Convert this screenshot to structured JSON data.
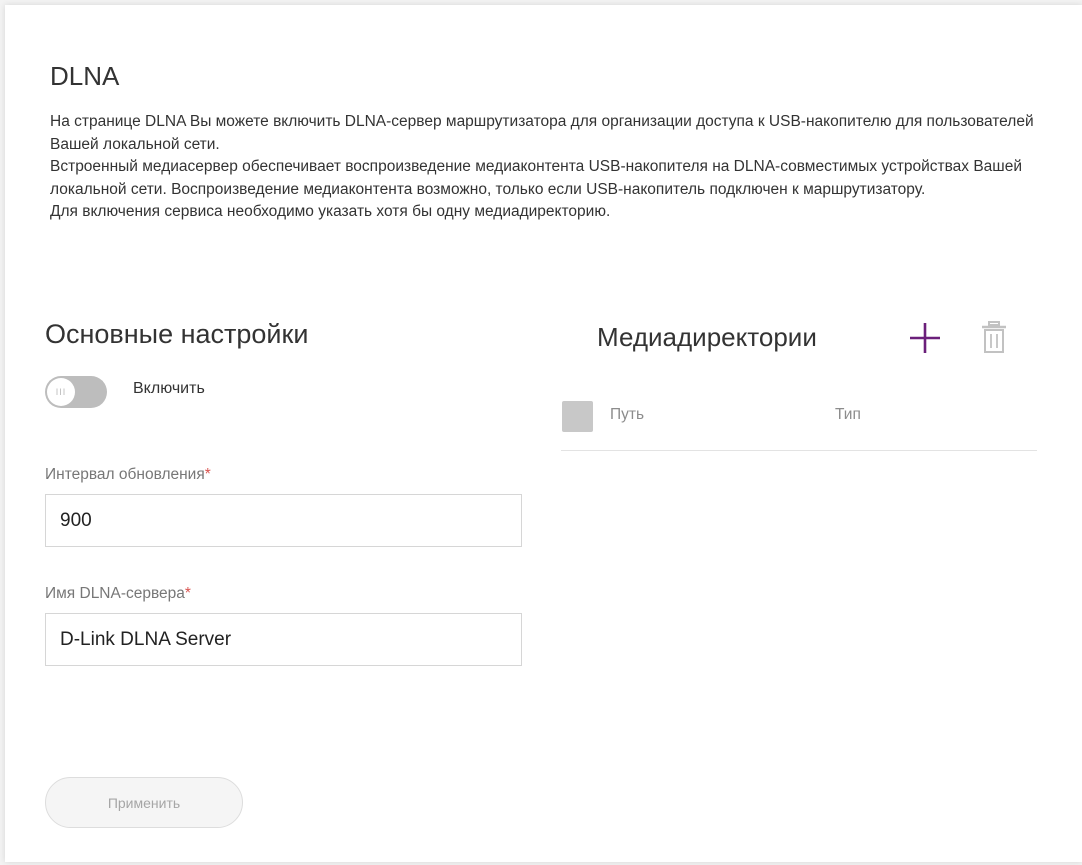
{
  "page": {
    "title": "DLNA",
    "description": [
      "На странице DLNA Вы можете включить DLNA-сервер маршрутизатора для организации доступа к USB-накопителю для пользователей Вашей локальной сети.",
      "Встроенный медиасервер обеспечивает воспроизведение медиаконтента USB-накопителя на DLNA-совместимых устройствах Вашей локальной сети. Воспроизведение медиаконтента возможно, только если USB-накопитель подключен к маршрутизатору.",
      "Для включения сервиса необходимо указать хотя бы одну медиадиректорию."
    ]
  },
  "basic_settings": {
    "title": "Основные настройки",
    "enable_toggle": {
      "label": "Включить",
      "checked": false,
      "knob_glyph": "III"
    },
    "update_interval": {
      "label": "Интервал обновления",
      "required_mark": "*",
      "value": "900"
    },
    "server_name": {
      "label": "Имя DLNA-сервера",
      "required_mark": "*",
      "value": "D-Link DLNA Server"
    },
    "apply_label": "Применить"
  },
  "media_dirs": {
    "title": "Медиадиректории",
    "add_icon": "plus-icon",
    "delete_icon": "trash-icon",
    "columns": [
      "Путь",
      "Тип"
    ],
    "rows": []
  },
  "colors": {
    "accent": "#6b1f7a",
    "required": "#d9534f",
    "toggle_off": "#bdbdbd",
    "disabled_text": "#a6a6a6"
  }
}
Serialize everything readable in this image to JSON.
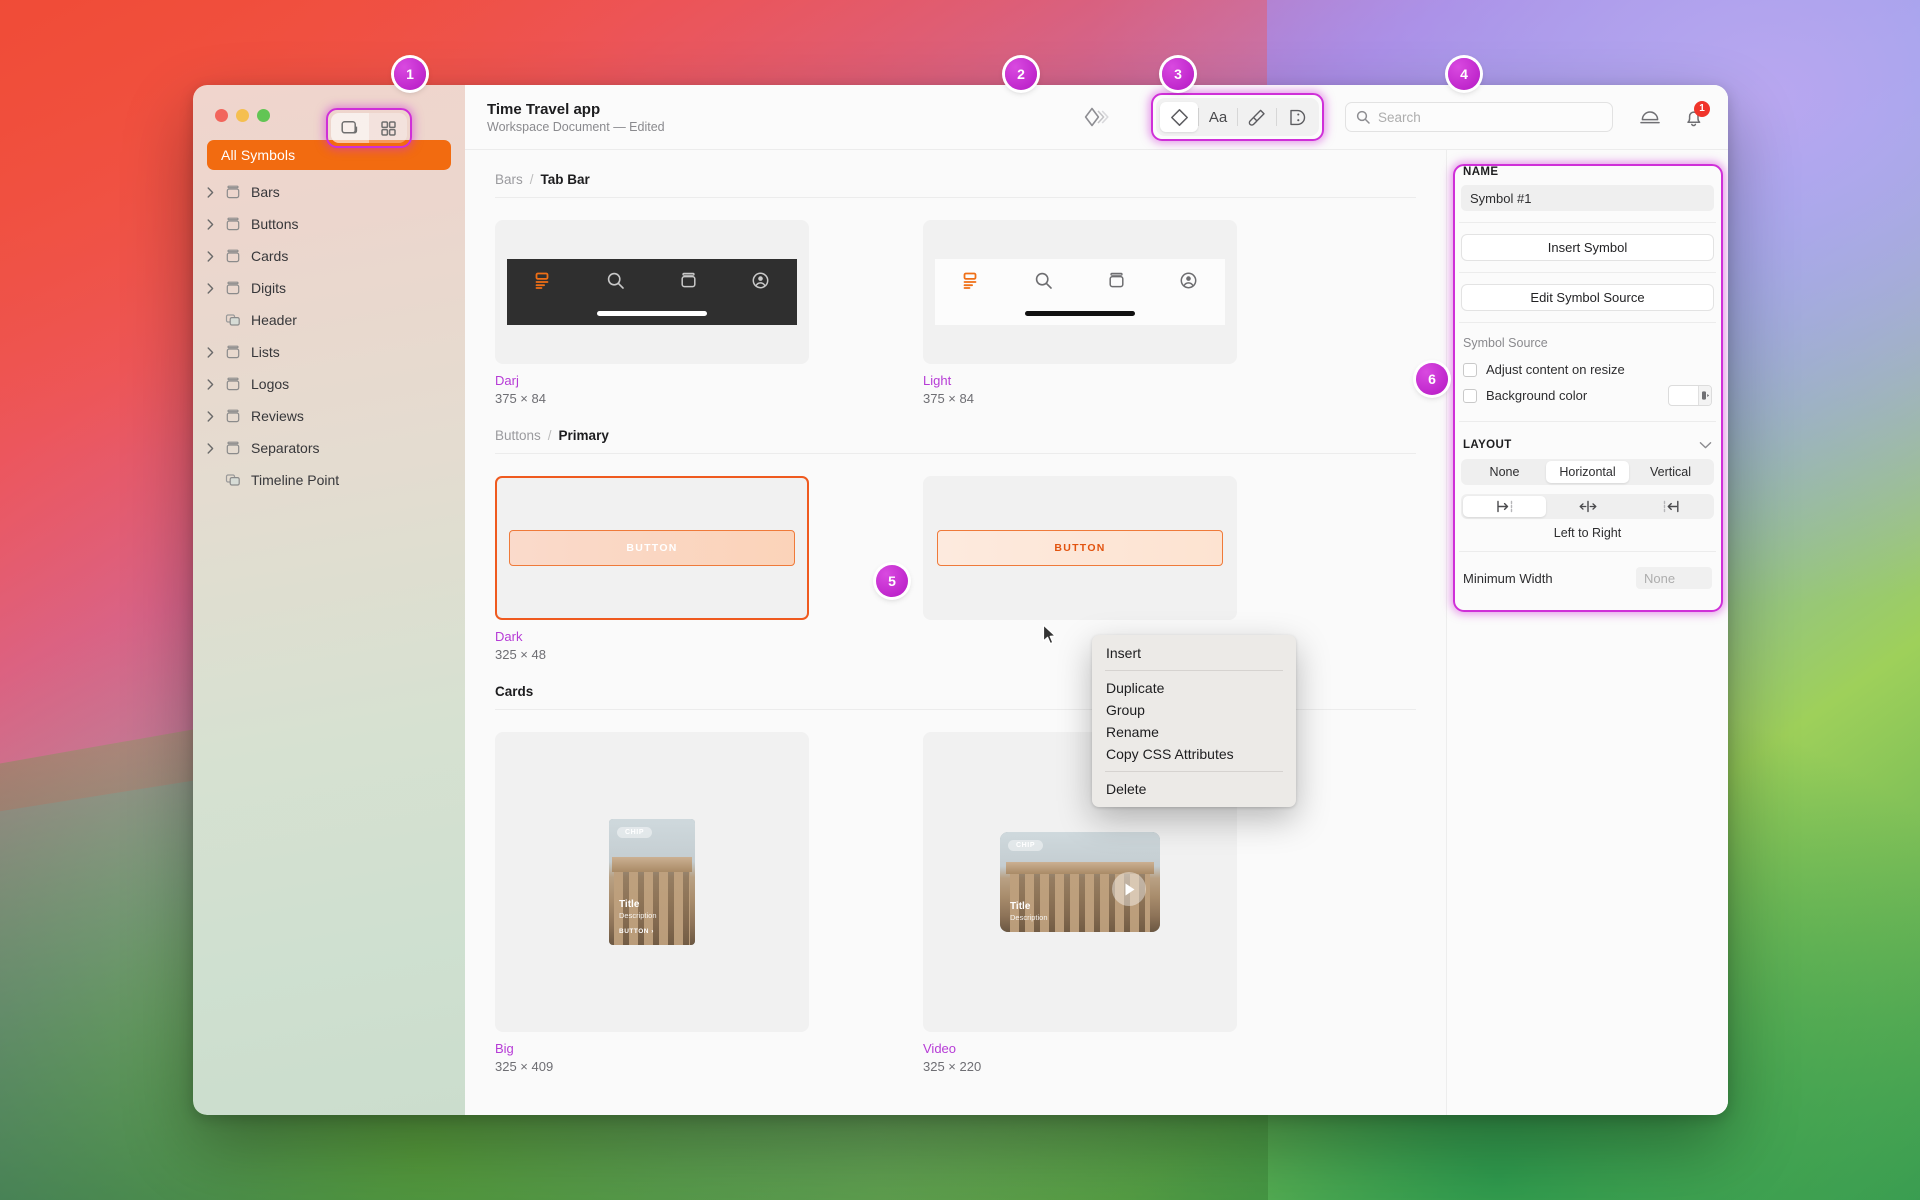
{
  "window": {
    "traffic_lights": [
      "close",
      "minimize",
      "zoom"
    ],
    "view_toggle": {
      "single_label": "single-view",
      "grid_label": "grid-view"
    }
  },
  "sidebar": {
    "all_symbols_label": "All Symbols",
    "items": [
      {
        "label": "Bars",
        "expandable": true,
        "icon": "library-icon"
      },
      {
        "label": "Buttons",
        "expandable": true,
        "icon": "library-icon"
      },
      {
        "label": "Cards",
        "expandable": true,
        "icon": "library-icon"
      },
      {
        "label": "Digits",
        "expandable": true,
        "icon": "library-icon"
      },
      {
        "label": "Header",
        "expandable": false,
        "icon": "symbol-icon"
      },
      {
        "label": "Lists",
        "expandable": true,
        "icon": "library-icon"
      },
      {
        "label": "Logos",
        "expandable": true,
        "icon": "library-icon"
      },
      {
        "label": "Reviews",
        "expandable": true,
        "icon": "library-icon"
      },
      {
        "label": "Separators",
        "expandable": true,
        "icon": "library-icon"
      },
      {
        "label": "Timeline Point",
        "expandable": false,
        "icon": "symbol-icon"
      }
    ]
  },
  "toolbar": {
    "doc_title": "Time Travel app",
    "doc_subtitle": "Workspace Document — Edited",
    "symbol_export_icon": "symbol-export-icon",
    "inspector_tabs": [
      {
        "name": "symbol-tab",
        "icon": "diamond-icon",
        "active": true
      },
      {
        "name": "text-tab",
        "icon": "text-aa-icon",
        "label": "Aa",
        "active": false
      },
      {
        "name": "style-tab",
        "icon": "paintbrush-icon",
        "active": false
      },
      {
        "name": "palette-tab",
        "icon": "color-palette-icon",
        "active": false
      }
    ],
    "search": {
      "placeholder": "Search",
      "value": ""
    },
    "share_icon": "share-dome-icon",
    "notifications": {
      "icon": "bell-icon",
      "count": "1"
    }
  },
  "canvas": {
    "sections": [
      {
        "breadcrumb": {
          "parent": "Bars",
          "separator": "/",
          "current": "Tab Bar"
        },
        "items": [
          {
            "name": "Darj",
            "size": "375 × 84",
            "kind": "tabbar",
            "theme": "dark",
            "tab_icons": [
              "dashboard-icon",
              "search-icon",
              "archive-icon",
              "account-icon"
            ],
            "active_tab_index": 0
          },
          {
            "name": "Light",
            "size": "375 × 84",
            "kind": "tabbar",
            "theme": "light",
            "tab_icons": [
              "dashboard-icon",
              "search-icon",
              "archive-icon",
              "account-icon"
            ],
            "active_tab_index": 0
          }
        ]
      },
      {
        "breadcrumb": {
          "parent": "Buttons",
          "separator": "/",
          "current": "Primary"
        },
        "items": [
          {
            "name": "Dark",
            "size": "325 × 48",
            "kind": "button",
            "style": "filled",
            "button_label": "Button",
            "selected": true
          },
          {
            "name": "",
            "size": "",
            "kind": "button",
            "style": "outline",
            "button_label": "Button",
            "selected": false
          }
        ]
      },
      {
        "title": "Cards",
        "items": [
          {
            "name": "Big",
            "size": "325 × 409",
            "kind": "card",
            "variant": "big",
            "chip": "CHIP",
            "card_title": "Title",
            "card_desc": "Description",
            "card_button": "Button"
          },
          {
            "name": "Video",
            "size": "325 × 220",
            "kind": "card",
            "variant": "video",
            "chip": "CHIP",
            "card_title": "Title",
            "card_desc": "Description",
            "play_icon": "play-icon"
          }
        ]
      }
    ]
  },
  "context_menu": {
    "groups": [
      [
        "Insert"
      ],
      [
        "Duplicate",
        "Group",
        "Rename",
        "Copy CSS Attributes"
      ],
      [
        "Delete"
      ]
    ]
  },
  "inspector": {
    "name_header": "NAME",
    "name_value": "Symbol #1",
    "insert_symbol_label": "Insert Symbol",
    "edit_symbol_source_label": "Edit Symbol Source",
    "symbol_source_label": "Symbol Source",
    "adjust_content_label": "Adjust content on resize",
    "adjust_content_checked": false,
    "background_color_label": "Background color",
    "background_color_checked": false,
    "background_color_value": "#ffffff",
    "layout_header": "LAYOUT",
    "layout_collapse_icon": "chevron-down-icon",
    "layout_options": [
      "None",
      "Horizontal",
      "Vertical"
    ],
    "layout_selected": "Horizontal",
    "alignment_options": [
      "align-left-icon",
      "align-center-icon",
      "align-right-icon"
    ],
    "alignment_selected_index": 0,
    "alignment_caption": "Left to Right",
    "minimum_width_label": "Minimum Width",
    "minimum_width_value": "None"
  },
  "callouts": [
    {
      "number": "1"
    },
    {
      "number": "2"
    },
    {
      "number": "3"
    },
    {
      "number": "4"
    },
    {
      "number": "5"
    },
    {
      "number": "6"
    }
  ],
  "colors": {
    "accent_orange": "#f26b10",
    "highlight_magenta": "#cf2fd8",
    "symbol_name_purple": "#b63bd6",
    "badge_red": "#f0342a"
  }
}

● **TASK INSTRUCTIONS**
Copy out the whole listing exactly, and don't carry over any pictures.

● **SOLUTION TO THE PROBLEM**
Convert this screenshot to structured JSON data.
{
  "page": {
    "title": "DLNA",
    "description": [
      "На странице DLNA Вы можете включить DLNA-сервер маршрутизатора для организации доступа к USB-накопителю для пользователей Вашей локальной сети.",
      "Встроенный медиасервер обеспечивает воспроизведение медиаконтента USB-накопителя на DLNA-совместимых устройствах Вашей локальной сети. Воспроизведение медиаконтента возможно, только если USB-накопитель подключен к маршрутизатору.",
      "Для включения сервиса необходимо указать хотя бы одну медиадиректорию."
    ]
  },
  "basic_settings": {
    "title": "Основные настройки",
    "enable_toggle": {
      "label": "Включить",
      "checked": false,
      "knob_glyph": "III"
    },
    "update_interval": {
      "label": "Интервал обновления",
      "required_mark": "*",
      "value": "900"
    },
    "server_name": {
      "label": "Имя DLNA-сервера",
      "required_mark": "*",
      "value": "D-Link DLNA Server"
    },
    "apply_label": "Применить"
  },
  "media_dirs": {
    "title": "Медиадиректории",
    "add_icon": "plus-icon",
    "delete_icon": "trash-icon",
    "columns": [
      "Путь",
      "Тип"
    ],
    "rows": []
  },
  "colors": {
    "accent": "#6b1f7a",
    "required": "#d9534f",
    "toggle_off": "#bdbdbd",
    "disabled_text": "#a6a6a6"
  }
}
Serialize everything readable in this image to JSON.
{
  "window": {
    "traffic_lights": [
      "close",
      "minimize",
      "zoom"
    ],
    "view_toggle": {
      "single_label": "single-view",
      "grid_label": "grid-view"
    }
  },
  "sidebar": {
    "all_symbols_label": "All Symbols",
    "items": [
      {
        "label": "Bars",
        "expandable": true,
        "icon": "library-icon"
      },
      {
        "label": "Buttons",
        "expandable": true,
        "icon": "library-icon"
      },
      {
        "label": "Cards",
        "expandable": true,
        "icon": "library-icon"
      },
      {
        "label": "Digits",
        "expandable": true,
        "icon": "library-icon"
      },
      {
        "label": "Header",
        "expandable": false,
        "icon": "symbol-icon"
      },
      {
        "label": "Lists",
        "expandable": true,
        "icon": "library-icon"
      },
      {
        "label": "Logos",
        "expandable": true,
        "icon": "library-icon"
      },
      {
        "label": "Reviews",
        "expandable": true,
        "icon": "library-icon"
      },
      {
        "label": "Separators",
        "expandable": true,
        "icon": "library-icon"
      },
      {
        "label": "Timeline Point",
        "expandable": false,
        "icon": "symbol-icon"
      }
    ]
  },
  "toolbar": {
    "doc_title": "Time Travel app",
    "doc_subtitle": "Workspace Document — Edited",
    "symbol_export_icon": "symbol-export-icon",
    "inspector_tabs": [
      {
        "name": "symbol-tab",
        "icon": "diamond-icon",
        "active": true
      },
      {
        "name": "text-tab",
        "icon": "text-aa-icon",
        "label": "Aa",
        "active": false
      },
      {
        "name": "style-tab",
        "icon": "paintbrush-icon",
        "active": false
      },
      {
        "name": "palette-tab",
        "icon": "color-palette-icon",
        "active": false
      }
    ],
    "search": {
      "placeholder": "Search",
      "value": ""
    },
    "share_icon": "share-dome-icon",
    "notifications": {
      "icon": "bell-icon",
      "count": "1"
    }
  },
  "canvas": {
    "sections": [
      {
        "breadcrumb": {
          "parent": "Bars",
          "separator": "/",
          "current": "Tab Bar"
        },
        "items": [
          {
            "name": "Darj",
            "size": "375 × 84",
            "kind": "tabbar",
            "theme": "dark",
            "tab_icons": [
              "dashboard-icon",
              "search-icon",
              "archive-icon",
              "account-icon"
            ],
            "active_tab_index": 0
          },
          {
            "name": "Light",
            "size": "375 × 84",
            "kind": "tabbar",
            "theme": "light",
            "tab_icons": [
              "dashboard-icon",
              "search-icon",
              "archive-icon",
              "account-icon"
            ],
            "active_tab_index": 0
          }
        ]
      },
      {
        "breadcrumb": {
          "parent": "Buttons",
          "separator": "/",
          "current": "Primary"
        },
        "items": [
          {
            "name": "Dark",
            "size": "325 × 48",
            "kind": "button",
            "style": "filled",
            "button_label": "Button",
            "selected": true
          },
          {
            "name": "",
            "size": "",
            "kind": "button",
            "style": "outline",
            "button_label": "Button",
            "selected": false
          }
        ]
      },
      {
        "title": "Cards",
        "items": [
          {
            "name": "Big",
            "size": "325 × 409",
            "kind": "card",
            "variant": "big",
            "chip": "CHIP",
            "card_title": "Title",
            "card_desc": "Description",
            "card_button": "Button"
          },
          {
            "name": "Video",
            "size": "325 × 220",
            "kind": "card",
            "variant": "video",
            "chip": "CHIP",
            "card_title": "Title",
            "card_desc": "Description",
            "play_icon": "play-icon"
          }
        ]
      }
    ]
  },
  "context_menu": {
    "groups": [
      [
        "Insert"
      ],
      [
        "Duplicate",
        "Group",
        "Rename",
        "Copy CSS Attributes"
      ],
      [
        "Delete"
      ]
    ]
  },
  "inspector": {
    "name_header": "NAME",
    "name_value": "Symbol #1",
    "insert_symbol_label": "Insert Symbol",
    "edit_symbol_source_label": "Edit Symbol Source",
    "symbol_source_label": "Symbol Source",
    "adjust_content_label": "Adjust content on resize",
    "adjust_content_checked": false,
    "background_color_label": "Background color",
    "background_color_checked": false,
    "background_color_value": "#ffffff",
    "layout_header": "LAYOUT",
    "layout_collapse_icon": "chevron-down-icon",
    "layout_options": [
      "None",
      "Horizontal",
      "Vertical"
    ],
    "layout_selected": "Horizontal",
    "alignment_options": [
      "align-left-icon",
      "align-center-icon",
      "align-right-icon"
    ],
    "alignment_selected_index": 0,
    "alignment_caption": "Left to Right",
    "minimum_width_label": "Minimum Width",
    "minimum_width_value": "None"
  },
  "callouts": [
    {
      "number": "1"
    },
    {
      "number": "2"
    },
    {
      "number": "3"
    },
    {
      "number": "4"
    },
    {
      "number": "5"
    },
    {
      "number": "6"
    }
  ],
  "colors": {
    "accent_orange": "#f26b10",
    "highlight_magenta": "#cf2fd8",
    "symbol_name_purple": "#b63bd6",
    "badge_red": "#f0342a"
  }
}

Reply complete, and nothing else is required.